During the past five decades, Temple Grandin’s visually indexed mind, a key feature of her autism, helped make her a leading animal researcher. Diagnosed with “brain damage” at the age of 2, Grandin, now 72, holds a PhD in animal science, teaches at Colorado State University, and has written over a dozen books. Despite competence in various fields, as many as 90% of adults with autism are left out of the workforce. A major obstacle is the demand for soft skills. Reuters spoke with Grandin about nurturing the strengths of those on the spectrum and the labor market’s need for different kinds of minds.
Reuters, Oct. 15
Thorin Klosowski writes: “After spending over 600 collective hours sitting in 10 office chairs and talking to four ergonomics experts, we think the Steelcase Gesture is the best chair for most people. It features all the adjustments you’d expect from a great office chair, like height, tilt, and seat depth, and it’s the only chair with ball-and-socket style armrests that are easy to adjust and make comfortable no matter what type of work you do. In fact, we found that the Steelcase Gesture is one of the most adjustable chairs available—no matter how you sit or what you do at your desk, you can make the Gesture fit you.”
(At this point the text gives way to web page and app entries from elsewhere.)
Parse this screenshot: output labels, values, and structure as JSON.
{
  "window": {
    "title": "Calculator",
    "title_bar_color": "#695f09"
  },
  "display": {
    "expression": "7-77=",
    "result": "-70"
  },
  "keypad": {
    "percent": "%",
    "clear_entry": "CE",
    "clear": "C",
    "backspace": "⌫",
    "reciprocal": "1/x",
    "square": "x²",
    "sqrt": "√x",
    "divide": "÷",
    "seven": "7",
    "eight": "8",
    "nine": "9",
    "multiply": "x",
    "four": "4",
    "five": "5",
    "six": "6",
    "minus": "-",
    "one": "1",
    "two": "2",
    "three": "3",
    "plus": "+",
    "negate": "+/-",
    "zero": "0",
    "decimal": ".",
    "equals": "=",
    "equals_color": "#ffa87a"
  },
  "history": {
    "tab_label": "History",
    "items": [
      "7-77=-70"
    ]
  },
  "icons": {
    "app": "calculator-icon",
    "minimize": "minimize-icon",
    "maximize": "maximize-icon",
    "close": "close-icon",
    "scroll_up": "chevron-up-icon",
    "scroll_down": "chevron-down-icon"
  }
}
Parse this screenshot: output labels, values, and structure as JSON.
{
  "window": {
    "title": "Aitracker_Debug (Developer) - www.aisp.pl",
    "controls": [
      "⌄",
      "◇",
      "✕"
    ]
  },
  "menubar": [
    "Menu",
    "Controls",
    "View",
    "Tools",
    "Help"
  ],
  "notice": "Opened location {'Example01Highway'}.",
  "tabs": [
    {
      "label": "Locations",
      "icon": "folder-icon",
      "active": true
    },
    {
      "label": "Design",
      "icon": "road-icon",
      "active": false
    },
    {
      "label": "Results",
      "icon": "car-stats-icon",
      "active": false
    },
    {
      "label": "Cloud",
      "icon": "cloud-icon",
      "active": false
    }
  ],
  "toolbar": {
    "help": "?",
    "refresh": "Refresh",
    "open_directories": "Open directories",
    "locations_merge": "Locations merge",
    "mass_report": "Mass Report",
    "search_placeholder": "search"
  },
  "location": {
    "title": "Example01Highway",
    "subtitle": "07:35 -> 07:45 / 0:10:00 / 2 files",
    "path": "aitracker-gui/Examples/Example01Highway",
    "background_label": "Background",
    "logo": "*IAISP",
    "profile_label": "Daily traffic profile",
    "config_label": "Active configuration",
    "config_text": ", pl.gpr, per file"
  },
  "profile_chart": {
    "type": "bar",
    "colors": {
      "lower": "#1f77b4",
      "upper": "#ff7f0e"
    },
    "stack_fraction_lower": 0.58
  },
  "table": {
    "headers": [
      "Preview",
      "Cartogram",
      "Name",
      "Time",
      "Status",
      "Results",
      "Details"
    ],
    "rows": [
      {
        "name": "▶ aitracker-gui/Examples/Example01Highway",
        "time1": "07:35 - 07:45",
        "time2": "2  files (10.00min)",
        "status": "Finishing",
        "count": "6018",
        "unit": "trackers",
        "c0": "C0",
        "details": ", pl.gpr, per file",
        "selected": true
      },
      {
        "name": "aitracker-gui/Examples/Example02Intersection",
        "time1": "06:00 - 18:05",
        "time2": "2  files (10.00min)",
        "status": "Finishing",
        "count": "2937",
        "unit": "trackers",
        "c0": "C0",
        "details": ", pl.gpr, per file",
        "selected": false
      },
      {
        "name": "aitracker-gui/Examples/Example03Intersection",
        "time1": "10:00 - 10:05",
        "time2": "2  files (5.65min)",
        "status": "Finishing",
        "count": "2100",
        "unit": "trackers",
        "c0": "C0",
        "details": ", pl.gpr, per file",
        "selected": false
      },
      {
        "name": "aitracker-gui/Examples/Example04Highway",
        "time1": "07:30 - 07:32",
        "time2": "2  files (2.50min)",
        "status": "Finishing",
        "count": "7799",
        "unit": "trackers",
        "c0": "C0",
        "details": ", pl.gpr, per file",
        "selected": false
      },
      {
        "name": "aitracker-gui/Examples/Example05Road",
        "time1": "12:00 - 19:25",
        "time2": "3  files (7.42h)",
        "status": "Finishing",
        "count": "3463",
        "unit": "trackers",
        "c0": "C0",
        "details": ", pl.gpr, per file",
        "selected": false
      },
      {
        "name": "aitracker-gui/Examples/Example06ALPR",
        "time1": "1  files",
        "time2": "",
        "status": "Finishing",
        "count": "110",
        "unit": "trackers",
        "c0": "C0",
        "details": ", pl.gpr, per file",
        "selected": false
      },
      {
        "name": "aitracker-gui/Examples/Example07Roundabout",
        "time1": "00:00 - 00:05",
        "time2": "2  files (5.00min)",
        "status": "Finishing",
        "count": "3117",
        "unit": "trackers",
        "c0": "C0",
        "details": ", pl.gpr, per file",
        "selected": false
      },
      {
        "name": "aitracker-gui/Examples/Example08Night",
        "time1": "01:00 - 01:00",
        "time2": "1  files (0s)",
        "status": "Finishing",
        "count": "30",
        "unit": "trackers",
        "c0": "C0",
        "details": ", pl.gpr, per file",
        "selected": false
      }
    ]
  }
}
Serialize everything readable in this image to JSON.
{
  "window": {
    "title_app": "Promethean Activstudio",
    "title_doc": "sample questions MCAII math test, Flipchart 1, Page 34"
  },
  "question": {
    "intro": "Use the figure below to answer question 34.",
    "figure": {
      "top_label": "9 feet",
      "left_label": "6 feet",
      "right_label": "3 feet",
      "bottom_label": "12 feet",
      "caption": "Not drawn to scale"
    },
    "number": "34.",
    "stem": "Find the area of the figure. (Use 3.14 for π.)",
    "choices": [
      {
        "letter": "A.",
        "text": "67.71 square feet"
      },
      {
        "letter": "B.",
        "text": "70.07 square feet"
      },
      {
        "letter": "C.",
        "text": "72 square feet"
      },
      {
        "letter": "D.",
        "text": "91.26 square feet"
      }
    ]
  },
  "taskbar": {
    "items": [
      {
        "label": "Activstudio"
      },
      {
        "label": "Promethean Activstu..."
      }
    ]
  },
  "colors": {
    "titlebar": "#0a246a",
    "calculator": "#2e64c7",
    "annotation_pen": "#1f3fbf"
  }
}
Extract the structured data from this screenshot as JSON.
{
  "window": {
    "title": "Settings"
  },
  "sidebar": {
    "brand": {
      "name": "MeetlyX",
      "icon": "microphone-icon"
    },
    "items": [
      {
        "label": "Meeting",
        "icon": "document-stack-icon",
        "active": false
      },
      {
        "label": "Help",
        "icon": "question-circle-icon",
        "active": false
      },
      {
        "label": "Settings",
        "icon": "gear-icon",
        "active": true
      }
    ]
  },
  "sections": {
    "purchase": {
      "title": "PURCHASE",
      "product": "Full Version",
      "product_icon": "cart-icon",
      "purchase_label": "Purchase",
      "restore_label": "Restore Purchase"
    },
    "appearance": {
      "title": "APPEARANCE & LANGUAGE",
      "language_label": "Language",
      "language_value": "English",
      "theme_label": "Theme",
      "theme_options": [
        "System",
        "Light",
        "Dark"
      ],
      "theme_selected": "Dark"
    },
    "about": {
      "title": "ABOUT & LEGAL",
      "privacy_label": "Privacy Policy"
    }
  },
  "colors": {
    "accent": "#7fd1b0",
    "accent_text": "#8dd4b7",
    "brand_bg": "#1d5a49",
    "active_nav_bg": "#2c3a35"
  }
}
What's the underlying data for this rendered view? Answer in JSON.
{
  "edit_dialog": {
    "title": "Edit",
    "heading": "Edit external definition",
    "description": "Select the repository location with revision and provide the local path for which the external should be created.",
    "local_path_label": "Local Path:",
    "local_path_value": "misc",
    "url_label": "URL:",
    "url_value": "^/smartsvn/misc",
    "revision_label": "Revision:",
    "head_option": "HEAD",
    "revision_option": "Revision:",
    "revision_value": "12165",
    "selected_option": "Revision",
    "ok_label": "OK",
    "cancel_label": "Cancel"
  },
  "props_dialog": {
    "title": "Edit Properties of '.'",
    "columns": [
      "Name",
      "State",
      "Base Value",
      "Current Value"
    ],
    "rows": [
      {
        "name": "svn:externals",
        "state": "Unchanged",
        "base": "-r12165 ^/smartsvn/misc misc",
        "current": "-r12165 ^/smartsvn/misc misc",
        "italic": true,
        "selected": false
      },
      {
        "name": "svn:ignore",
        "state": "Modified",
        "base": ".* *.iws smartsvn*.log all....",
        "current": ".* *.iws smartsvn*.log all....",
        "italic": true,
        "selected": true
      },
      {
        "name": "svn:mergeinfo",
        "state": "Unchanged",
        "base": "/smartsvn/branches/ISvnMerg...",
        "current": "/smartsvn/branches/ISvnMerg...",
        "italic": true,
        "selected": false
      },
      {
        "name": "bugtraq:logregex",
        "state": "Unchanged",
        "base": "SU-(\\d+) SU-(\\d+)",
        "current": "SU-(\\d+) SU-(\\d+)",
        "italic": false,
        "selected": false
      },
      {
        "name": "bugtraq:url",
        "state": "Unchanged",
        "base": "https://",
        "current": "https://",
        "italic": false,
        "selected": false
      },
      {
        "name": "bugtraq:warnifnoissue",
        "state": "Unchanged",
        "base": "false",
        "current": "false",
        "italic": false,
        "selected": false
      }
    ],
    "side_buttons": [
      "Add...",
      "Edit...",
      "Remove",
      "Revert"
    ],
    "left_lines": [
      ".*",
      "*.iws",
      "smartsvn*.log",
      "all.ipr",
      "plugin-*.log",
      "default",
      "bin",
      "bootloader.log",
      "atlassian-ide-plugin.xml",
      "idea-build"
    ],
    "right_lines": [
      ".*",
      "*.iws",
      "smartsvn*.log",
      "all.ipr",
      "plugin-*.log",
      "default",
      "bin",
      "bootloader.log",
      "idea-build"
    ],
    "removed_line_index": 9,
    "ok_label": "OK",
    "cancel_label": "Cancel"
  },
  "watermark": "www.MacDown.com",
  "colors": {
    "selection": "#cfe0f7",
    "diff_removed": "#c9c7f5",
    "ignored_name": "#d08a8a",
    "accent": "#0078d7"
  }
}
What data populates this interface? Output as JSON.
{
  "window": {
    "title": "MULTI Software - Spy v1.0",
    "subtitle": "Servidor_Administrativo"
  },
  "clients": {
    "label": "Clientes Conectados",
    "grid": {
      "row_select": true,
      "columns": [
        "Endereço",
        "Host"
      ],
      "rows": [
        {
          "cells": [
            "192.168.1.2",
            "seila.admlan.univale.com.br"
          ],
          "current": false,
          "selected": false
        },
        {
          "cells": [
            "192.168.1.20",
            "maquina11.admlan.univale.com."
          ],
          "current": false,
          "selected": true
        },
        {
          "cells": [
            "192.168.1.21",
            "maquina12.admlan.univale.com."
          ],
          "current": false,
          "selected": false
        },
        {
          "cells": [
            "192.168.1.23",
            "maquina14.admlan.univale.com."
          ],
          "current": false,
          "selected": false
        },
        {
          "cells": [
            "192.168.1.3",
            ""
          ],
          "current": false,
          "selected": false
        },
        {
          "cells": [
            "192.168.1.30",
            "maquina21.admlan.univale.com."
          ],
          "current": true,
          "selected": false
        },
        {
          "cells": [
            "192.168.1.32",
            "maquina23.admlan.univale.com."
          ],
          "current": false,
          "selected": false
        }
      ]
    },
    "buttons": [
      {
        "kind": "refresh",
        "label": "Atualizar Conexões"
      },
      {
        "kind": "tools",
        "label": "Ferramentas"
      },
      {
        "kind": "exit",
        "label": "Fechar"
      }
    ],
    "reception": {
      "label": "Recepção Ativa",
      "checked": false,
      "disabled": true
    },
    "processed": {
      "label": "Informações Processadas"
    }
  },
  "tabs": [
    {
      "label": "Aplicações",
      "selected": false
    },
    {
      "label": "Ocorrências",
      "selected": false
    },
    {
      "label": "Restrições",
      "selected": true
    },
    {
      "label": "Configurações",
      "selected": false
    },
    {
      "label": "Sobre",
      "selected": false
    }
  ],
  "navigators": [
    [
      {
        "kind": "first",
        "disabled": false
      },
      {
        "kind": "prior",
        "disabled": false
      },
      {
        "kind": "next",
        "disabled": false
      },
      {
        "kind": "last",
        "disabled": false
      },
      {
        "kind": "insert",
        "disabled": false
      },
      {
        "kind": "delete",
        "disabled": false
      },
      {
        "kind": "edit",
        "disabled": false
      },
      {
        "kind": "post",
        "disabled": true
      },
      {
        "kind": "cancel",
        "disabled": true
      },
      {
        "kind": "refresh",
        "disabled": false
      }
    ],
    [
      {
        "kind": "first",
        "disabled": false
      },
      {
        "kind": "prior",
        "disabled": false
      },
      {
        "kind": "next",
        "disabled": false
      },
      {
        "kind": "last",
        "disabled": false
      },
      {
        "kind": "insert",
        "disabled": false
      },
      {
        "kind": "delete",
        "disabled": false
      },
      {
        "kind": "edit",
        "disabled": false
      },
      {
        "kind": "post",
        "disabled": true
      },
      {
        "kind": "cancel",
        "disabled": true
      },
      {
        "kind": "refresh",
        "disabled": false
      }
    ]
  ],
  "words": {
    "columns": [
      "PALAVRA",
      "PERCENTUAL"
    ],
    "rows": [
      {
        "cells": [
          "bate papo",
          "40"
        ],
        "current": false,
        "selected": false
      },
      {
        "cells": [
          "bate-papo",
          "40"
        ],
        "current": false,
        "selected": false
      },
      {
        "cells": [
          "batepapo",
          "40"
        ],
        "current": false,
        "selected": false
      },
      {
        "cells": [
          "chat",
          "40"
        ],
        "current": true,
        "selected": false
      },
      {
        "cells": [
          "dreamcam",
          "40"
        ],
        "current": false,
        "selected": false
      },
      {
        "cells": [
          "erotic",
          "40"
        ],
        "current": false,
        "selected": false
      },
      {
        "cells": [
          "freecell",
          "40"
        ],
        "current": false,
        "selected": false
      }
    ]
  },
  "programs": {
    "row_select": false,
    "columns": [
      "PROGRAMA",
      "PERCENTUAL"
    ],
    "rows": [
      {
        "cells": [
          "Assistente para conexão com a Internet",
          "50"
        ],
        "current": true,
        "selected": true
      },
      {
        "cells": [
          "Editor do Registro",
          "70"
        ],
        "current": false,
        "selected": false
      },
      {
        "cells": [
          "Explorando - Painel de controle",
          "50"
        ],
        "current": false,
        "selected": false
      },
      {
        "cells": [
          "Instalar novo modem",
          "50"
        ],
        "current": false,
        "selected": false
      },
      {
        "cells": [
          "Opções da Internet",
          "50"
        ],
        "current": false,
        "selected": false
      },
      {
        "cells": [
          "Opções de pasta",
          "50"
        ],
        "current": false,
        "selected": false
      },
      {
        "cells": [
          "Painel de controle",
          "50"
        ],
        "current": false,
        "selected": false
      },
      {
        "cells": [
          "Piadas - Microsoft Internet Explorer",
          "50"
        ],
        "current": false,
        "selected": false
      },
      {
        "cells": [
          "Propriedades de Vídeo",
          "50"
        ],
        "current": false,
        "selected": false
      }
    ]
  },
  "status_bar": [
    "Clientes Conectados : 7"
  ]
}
Wirecutter, Oct. 9
Since 2012, University of Oxford officials have been trying to trace a rumor that the oldest Bible fragment ever discovered had been stolen and sold to American arts-and-crafts giant Hobby Lobby. The suspected thief at the center of the biblical controversy is Dirk Obbink, classics professor and Nebraska native who had long directed—and allegedly looted—Oxford’s Oxyrhynchus Papyri Project, a collection of centuries-old literature recovered from an ancient Egyptian garbage dump in 1896. On October 14, officials accused Obbink of selling at least 11 ancient Bible fragments to the Green family, the Hobby Lobby owners who operate a Bible museum in Washington, D.C.
Washington Post, Oct. 15